The EU warned Poland it could move closer next month to unprecedented sanctions, unless Warsaw makes “a lot more progress” in the row over its controversial court reforms.
Brussels in December triggered a process that could lead to Warsaw losing its European Union voting rights if it pursues reforms deemed to pose a “systemic threat” to the rule of law.
European Commission Vice President Frans Timmermans on Monday said Poland will face the “full spectrum” of possibilities when European affairs ministers meet again on June 26, days before an EU leaders summit.
“We’ve made some progress but we still think there is a room for a lot more progress so that we are in a position to say no systemic threat,” Timmermans told a news conference.

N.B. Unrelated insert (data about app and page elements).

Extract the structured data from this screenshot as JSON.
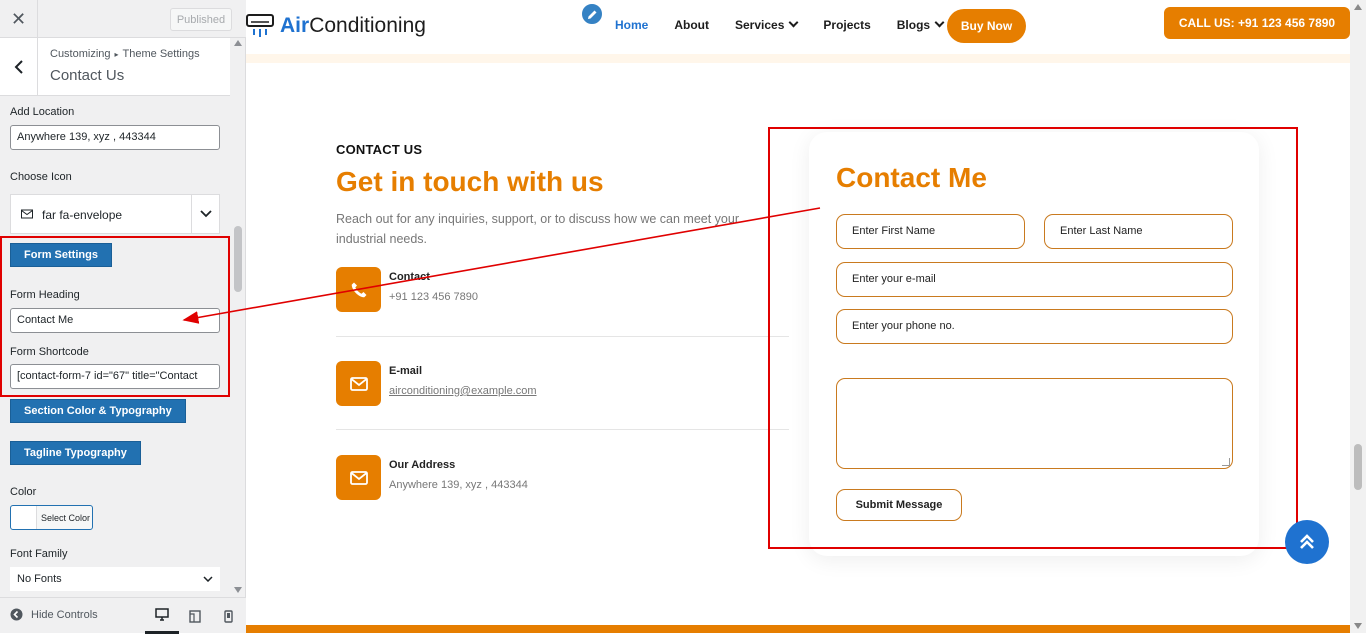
{
  "customizer": {
    "close_icon": "close-icon",
    "publish_label": "Published",
    "breadcrumb_root": "Customizing",
    "breadcrumb_parent": "Theme Settings",
    "section_title": "Contact Us",
    "fields": {
      "add_location_label": "Add Location",
      "add_location_value": "Anywhere 139, xyz , 443344",
      "choose_icon_label": "Choose Icon",
      "choose_icon_value": "far fa-envelope",
      "form_settings_button": "Form Settings",
      "form_heading_label": "Form Heading",
      "form_heading_value": "Contact Me",
      "form_shortcode_label": "Form Shortcode",
      "form_shortcode_value": "[contact-form-7 id=\"67\" title=\"Contact",
      "section_color_button": "Section Color & Typography",
      "tagline_typography_button": "Tagline Typography",
      "color_label": "Color",
      "select_color_label": "Select Color",
      "font_family_label": "Font Family",
      "font_family_value": "No Fonts"
    },
    "footer": {
      "hide_controls_label": "Hide Controls"
    }
  },
  "site": {
    "logo_accent": "Air",
    "logo_rest": "Conditioning",
    "nav": [
      {
        "label": "Home"
      },
      {
        "label": "About"
      },
      {
        "label": "Services"
      },
      {
        "label": "Projects"
      },
      {
        "label": "Blogs"
      }
    ],
    "buy_now_label": "Buy Now",
    "call_us_label": "CALL US: +91 123 456 7890",
    "colors": {
      "accent": "#e67e00",
      "brand_blue": "#1f72d0",
      "annotation_red": "#e00000"
    }
  },
  "contact": {
    "tagline": "CONTACT US",
    "heading": "Get in touch with us",
    "intro": "Reach out for any inquiries, support, or to discuss how we can meet your industrial needs.",
    "items": [
      {
        "title": "Contact",
        "value": "+91 123 456 7890",
        "icon": "phone-icon"
      },
      {
        "title": "E-mail",
        "value": "airconditioning@example.com",
        "icon": "envelope-icon"
      },
      {
        "title": "Our Address",
        "value": "Anywhere 139, xyz , 443344",
        "icon": "envelope-icon"
      }
    ]
  },
  "form": {
    "heading": "Contact Me",
    "first_name_placeholder": "Enter First Name",
    "last_name_placeholder": "Enter Last Name",
    "email_placeholder": "Enter your e-mail",
    "phone_placeholder": "Enter your phone no.",
    "submit_label": "Submit Message"
  }
}
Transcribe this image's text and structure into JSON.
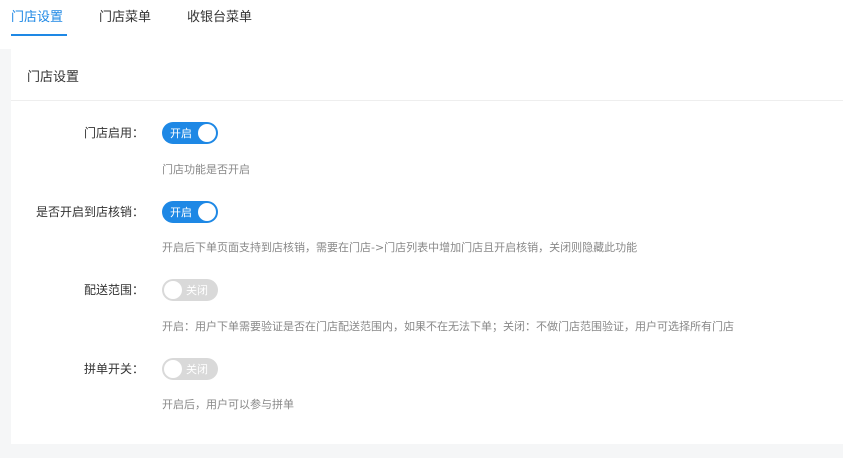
{
  "tabs": [
    {
      "label": "门店设置",
      "active": true
    },
    {
      "label": "门店菜单",
      "active": false
    },
    {
      "label": "收银台菜单",
      "active": false
    }
  ],
  "card": {
    "title": "门店设置"
  },
  "settings": [
    {
      "label": "门店启用：",
      "state": "on",
      "switch_text": "开启",
      "hint": "门店功能是否开启"
    },
    {
      "label": "是否开启到店核销：",
      "state": "on",
      "switch_text": "开启",
      "hint": "开启后下单页面支持到店核销，需要在门店->门店列表中增加门店且开启核销，关闭则隐藏此功能"
    },
    {
      "label": "配送范围：",
      "state": "off",
      "switch_text": "关闭",
      "hint": "开启：用户下单需要验证是否在门店配送范围内，如果不在无法下单；关闭：不做门店范围验证，用户可选择所有门店"
    },
    {
      "label": "拼单开关：",
      "state": "off",
      "switch_text": "关闭",
      "hint": "开启后，用户可以参与拼单"
    }
  ],
  "colors": {
    "accent": "#1e88e5",
    "switch_off": "#d9d9d9",
    "hint_text": "#888888",
    "page_background": "#f5f6f7"
  }
}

“It could mean that the Commission (and) Poland make so much progress that we say that there is no longer a systemic threat to the rule of law.
“It could also be on the other side of the spectrum that we do not advance at all anywmore, and we have to ask the council to engage in the follow-up phase of Article seven.”

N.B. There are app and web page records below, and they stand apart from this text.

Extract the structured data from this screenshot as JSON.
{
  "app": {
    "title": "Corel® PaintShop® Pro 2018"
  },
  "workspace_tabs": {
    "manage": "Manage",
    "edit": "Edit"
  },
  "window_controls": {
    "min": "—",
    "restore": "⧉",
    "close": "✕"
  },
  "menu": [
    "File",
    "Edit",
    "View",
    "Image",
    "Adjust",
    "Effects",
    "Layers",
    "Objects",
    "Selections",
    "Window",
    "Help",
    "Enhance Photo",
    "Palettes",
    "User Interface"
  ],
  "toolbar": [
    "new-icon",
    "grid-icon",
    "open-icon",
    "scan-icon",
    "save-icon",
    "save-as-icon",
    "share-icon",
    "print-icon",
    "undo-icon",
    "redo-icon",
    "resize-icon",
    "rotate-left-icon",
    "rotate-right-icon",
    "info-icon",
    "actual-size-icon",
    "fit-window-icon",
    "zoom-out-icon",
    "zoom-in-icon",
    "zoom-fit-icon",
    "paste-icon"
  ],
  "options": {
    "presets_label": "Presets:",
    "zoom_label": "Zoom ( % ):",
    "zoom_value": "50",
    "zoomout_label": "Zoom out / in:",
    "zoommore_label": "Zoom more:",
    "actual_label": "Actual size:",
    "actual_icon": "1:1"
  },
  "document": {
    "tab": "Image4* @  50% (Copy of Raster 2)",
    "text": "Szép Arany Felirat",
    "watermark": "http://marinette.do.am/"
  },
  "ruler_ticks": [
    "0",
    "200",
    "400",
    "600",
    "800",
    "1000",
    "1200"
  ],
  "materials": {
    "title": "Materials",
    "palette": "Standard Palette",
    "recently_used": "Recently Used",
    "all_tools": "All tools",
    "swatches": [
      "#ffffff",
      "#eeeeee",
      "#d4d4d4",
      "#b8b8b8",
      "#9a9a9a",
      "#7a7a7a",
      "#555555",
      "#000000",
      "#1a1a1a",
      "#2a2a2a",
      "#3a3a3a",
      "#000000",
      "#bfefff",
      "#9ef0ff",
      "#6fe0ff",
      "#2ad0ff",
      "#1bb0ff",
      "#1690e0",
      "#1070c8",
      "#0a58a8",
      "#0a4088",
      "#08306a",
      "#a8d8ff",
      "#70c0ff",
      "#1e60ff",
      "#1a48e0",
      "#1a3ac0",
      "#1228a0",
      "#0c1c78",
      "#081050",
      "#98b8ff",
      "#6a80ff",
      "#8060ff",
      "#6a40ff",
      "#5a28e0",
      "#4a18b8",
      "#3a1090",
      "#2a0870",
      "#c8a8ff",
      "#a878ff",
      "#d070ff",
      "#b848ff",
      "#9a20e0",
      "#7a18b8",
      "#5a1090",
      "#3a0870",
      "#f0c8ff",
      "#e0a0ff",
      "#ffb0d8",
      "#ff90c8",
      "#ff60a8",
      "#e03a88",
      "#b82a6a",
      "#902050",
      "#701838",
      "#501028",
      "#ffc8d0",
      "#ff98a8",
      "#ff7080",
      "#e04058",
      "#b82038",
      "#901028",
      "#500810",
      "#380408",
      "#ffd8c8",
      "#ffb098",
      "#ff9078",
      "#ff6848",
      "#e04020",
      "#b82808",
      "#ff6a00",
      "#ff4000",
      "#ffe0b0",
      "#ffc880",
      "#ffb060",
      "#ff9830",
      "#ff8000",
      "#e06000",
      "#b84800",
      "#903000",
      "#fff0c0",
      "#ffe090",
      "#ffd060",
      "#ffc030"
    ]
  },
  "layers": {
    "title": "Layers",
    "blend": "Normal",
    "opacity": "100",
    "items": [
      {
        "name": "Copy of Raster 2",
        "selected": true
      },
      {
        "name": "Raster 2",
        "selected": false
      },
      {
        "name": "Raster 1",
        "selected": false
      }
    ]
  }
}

“Anywhere between those two most explicit solutions is possible,” the former Dutch foreign minister added, refusing to say June was a deadline.
France and Germany issued a joint statement on Monday saying the two countries “speak with one voice when our common values are at stake” and expressing their support for Timmermans. “We reiterate our full support for his efforts in his dialogue with the Polish authorities,” said Nathalie Loiseau, the French Minister for European Affairs.
“We are therefore awaiting the swift adoption by Poland of measures that fully address the concerns expressed by the Commission,” Loiseau said, adding however that the dialogue between the Commission and Poland “should not be an end in itself”.
The next phase would involve the European Council of 28 member states organising a hearing into whether to head further down the path of Article Seven of the EU treaty, which could see Warsaw’s voting rights suspended.
Poland’s right-wing PiS government began making changes to the judiciary after coming to power in late 2015 and says the reforms are needed to combat corruption and overhaul the judicial system still haunted by the communist era.
Brussels has repeatedly warned that it views the changes as a threat to the democratic principles Poland signed up to when it joined the EU.
Sanctions would need unanimous support of all EU members – except Poland.
Hungary has already said it would veto such a move, but Brussels is hoping the proceedings have significant symbolic power.
Timmermans has welcomed amendments Poland has made in recent weeks to some of its reforms – including setting the same retirement age for male and female judges.
At the same time the Commission has irked Poland by proposing cutting funding for countries that fail to respect democratic standards in the new multi-annual budget.